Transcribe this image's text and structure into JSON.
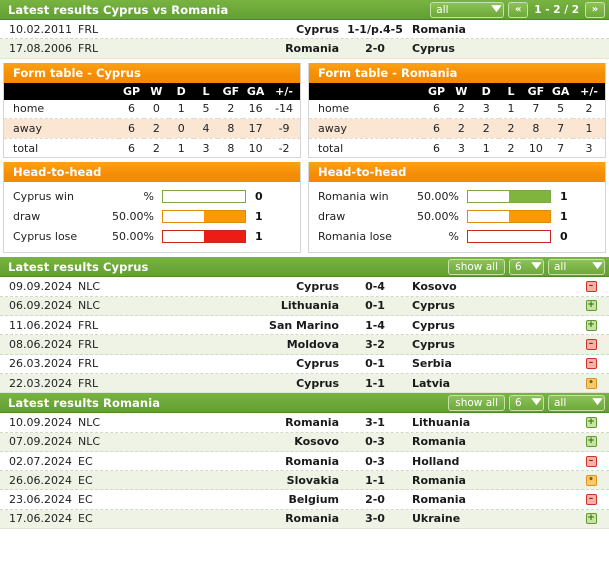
{
  "h2h_header": {
    "title": "Latest results Cyprus vs Romania",
    "filter_value": "all",
    "prev_label": "«",
    "next_label": "»",
    "page_label": "1 - 2 / 2"
  },
  "h2h_matches": [
    {
      "date": "10.02.2011",
      "comp": "FRL",
      "home": "Cyprus",
      "score": "1-1/p.4-5",
      "away": "Romania"
    },
    {
      "date": "17.08.2006",
      "comp": "FRL",
      "home": "Romania",
      "score": "2-0",
      "away": "Cyprus"
    }
  ],
  "form_tables": [
    {
      "title": "Form table - Cyprus",
      "columns": [
        "",
        "GP",
        "W",
        "D",
        "L",
        "GF",
        "GA",
        "+/-"
      ],
      "rows": [
        {
          "label": "home",
          "gp": "6",
          "w": "0",
          "d": "1",
          "l": "5",
          "gf": "2",
          "ga": "16",
          "diff": "-14"
        },
        {
          "label": "away",
          "gp": "6",
          "w": "2",
          "d": "0",
          "l": "4",
          "gf": "8",
          "ga": "17",
          "diff": "-9"
        },
        {
          "label": "total",
          "gp": "6",
          "w": "2",
          "d": "1",
          "l": "3",
          "gf": "8",
          "ga": "10",
          "diff": "-2"
        }
      ]
    },
    {
      "title": "Form table - Romania",
      "columns": [
        "",
        "GP",
        "W",
        "D",
        "L",
        "GF",
        "GA",
        "+/-"
      ],
      "rows": [
        {
          "label": "home",
          "gp": "6",
          "w": "2",
          "d": "3",
          "l": "1",
          "gf": "7",
          "ga": "5",
          "diff": "2"
        },
        {
          "label": "away",
          "gp": "6",
          "w": "2",
          "d": "2",
          "l": "2",
          "gf": "8",
          "ga": "7",
          "diff": "1"
        },
        {
          "label": "total",
          "gp": "6",
          "w": "3",
          "d": "1",
          "l": "2",
          "gf": "10",
          "ga": "7",
          "diff": "3"
        }
      ]
    }
  ],
  "head_to_head": [
    {
      "title": "Head-to-head",
      "rows": [
        {
          "label": "Cyprus win",
          "pct": "%",
          "fill": 0,
          "count": "0",
          "kind": "win"
        },
        {
          "label": "draw",
          "pct": "50.00%",
          "fill": 50,
          "count": "1",
          "kind": "draw"
        },
        {
          "label": "Cyprus lose",
          "pct": "50.00%",
          "fill": 50,
          "count": "1",
          "kind": "lose"
        }
      ]
    },
    {
      "title": "Head-to-head",
      "rows": [
        {
          "label": "Romania win",
          "pct": "50.00%",
          "fill": 50,
          "count": "1",
          "kind": "win"
        },
        {
          "label": "draw",
          "pct": "50.00%",
          "fill": 50,
          "count": "1",
          "kind": "draw"
        },
        {
          "label": "Romania lose",
          "pct": "%",
          "fill": 0,
          "count": "0",
          "kind": "lose"
        }
      ]
    }
  ],
  "latest_cyprus": {
    "title": "Latest results Cyprus",
    "show_all_label": "show all",
    "count_value": "6",
    "comp_value": "all",
    "matches": [
      {
        "date": "09.09.2024",
        "comp": "NLC",
        "home": "Cyprus",
        "score": "0-4",
        "away": "Kosovo",
        "result": "lose"
      },
      {
        "date": "06.09.2024",
        "comp": "NLC",
        "home": "Lithuania",
        "score": "0-1",
        "away": "Cyprus",
        "result": "win"
      },
      {
        "date": "11.06.2024",
        "comp": "FRL",
        "home": "San Marino",
        "score": "1-4",
        "away": "Cyprus",
        "result": "win"
      },
      {
        "date": "08.06.2024",
        "comp": "FRL",
        "home": "Moldova",
        "score": "3-2",
        "away": "Cyprus",
        "result": "lose"
      },
      {
        "date": "26.03.2024",
        "comp": "FRL",
        "home": "Cyprus",
        "score": "0-1",
        "away": "Serbia",
        "result": "lose"
      },
      {
        "date": "22.03.2024",
        "comp": "FRL",
        "home": "Cyprus",
        "score": "1-1",
        "away": "Latvia",
        "result": "draw"
      }
    ]
  },
  "latest_romania": {
    "title": "Latest results Romania",
    "show_all_label": "show all",
    "count_value": "6",
    "comp_value": "all",
    "matches": [
      {
        "date": "10.09.2024",
        "comp": "NLC",
        "home": "Romania",
        "score": "3-1",
        "away": "Lithuania",
        "result": "win"
      },
      {
        "date": "07.09.2024",
        "comp": "NLC",
        "home": "Kosovo",
        "score": "0-3",
        "away": "Romania",
        "result": "win"
      },
      {
        "date": "02.07.2024",
        "comp": "EC",
        "home": "Romania",
        "score": "0-3",
        "away": "Holland",
        "result": "lose"
      },
      {
        "date": "26.06.2024",
        "comp": "EC",
        "home": "Slovakia",
        "score": "1-1",
        "away": "Romania",
        "result": "draw"
      },
      {
        "date": "23.06.2024",
        "comp": "EC",
        "home": "Belgium",
        "score": "2-0",
        "away": "Romania",
        "result": "lose"
      },
      {
        "date": "17.06.2024",
        "comp": "EC",
        "home": "Romania",
        "score": "3-0",
        "away": "Ukraine",
        "result": "win"
      }
    ]
  },
  "icons": {
    "win": "+",
    "lose": "–",
    "draw": "•",
    "chevron_down": "▼"
  },
  "colors": {
    "green_header": "#6ba839",
    "orange_header": "#f68d06",
    "win": "#7fb53f",
    "draw": "#fb9a00",
    "lose": "#ed1c16"
  }
}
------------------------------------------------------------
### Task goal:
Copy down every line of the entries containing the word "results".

### Result of the exercise:
    "title": "Latest results Cyprus vs Romania",
    "title": "Latest results Cyprus",
    "title": "Latest results Romania",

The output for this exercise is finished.